When you do start a novel—in earnest—just finish it.

No!  Hello– opportunity cost!  Even if you argue that a book might get better.  There’s books that start great and stay that way.  Why spend you time on a book that might get good.

11) Enjoyed this Star Wars review from somebody who had never seen any Star Wars movies before.

12) Republicans really don’t want you to know who is spending money to influence elections.  This is no way to run a democracy.

13) A toddler I know has been climbing out of his crib and I mentioned a crib tent.  Apparently, they have been deemed too dangerous.  A little research led me to this Consumer Reports page where they were listed as dangerous items along with blankets and bumbos.  Maybe crib tents actually are dangerous, but I wouldn’t go by the judgement of CR when they say bath seats are dangerous simply because (obviously!!!) you don’t leave a baby alone in a bathtub.

14) I don’t know how I had missed this great Atlantic piece on the rise (and semi-fall) of the Red Delicious apple.  Not surprisingly, when you breed a fruit only for color and shelf life, taste suffers.  The wonder of it is that people kept buying them for so long (and still do!).

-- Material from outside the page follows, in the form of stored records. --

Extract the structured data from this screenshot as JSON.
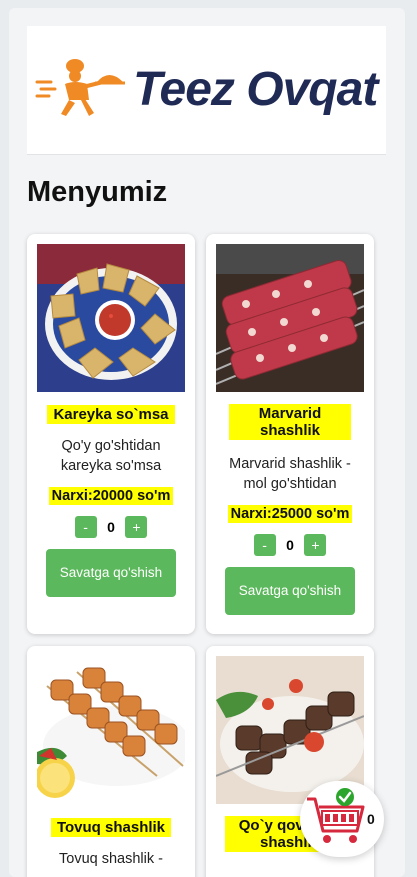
{
  "brand": {
    "name": "Teez Ovqat"
  },
  "section_title": "Menyumiz",
  "products": [
    {
      "name": "Kareyka so`msa",
      "description": "Qo'y go'shtidan kareyka so'msa",
      "price": "Narxi:20000 so'm",
      "qty": "0",
      "add_label": "Savatga qo'shish",
      "minus": "-",
      "plus": "+"
    },
    {
      "name": "Marvarid shashlik",
      "description": "Marvarid shashlik - mol go'shtidan",
      "price": "Narxi:25000 so'm",
      "qty": "0",
      "add_label": "Savatga qo'shish",
      "minus": "-",
      "plus": "+"
    },
    {
      "name": "Tovuq shashlik",
      "description": "Tovuq shashlik -",
      "price": "",
      "qty": "",
      "add_label": "",
      "minus": "-",
      "plus": "+"
    },
    {
      "name": "Qo`y qovurg`a shashlik",
      "description": "",
      "price": "",
      "qty": "",
      "add_label": "",
      "minus": "-",
      "plus": "+"
    }
  ],
  "cart": {
    "count": "0"
  },
  "colors": {
    "accent": "#5cb85c",
    "highlight": "#ffff00",
    "brand": "#1f2a55",
    "brand_orange": "#f08a24"
  }
}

15) Gotta admit that I was surprised that half of all Americans live 18 miles or less from their mom.  I spent most of my adult life at least 250+ away.

%d bloggers like this: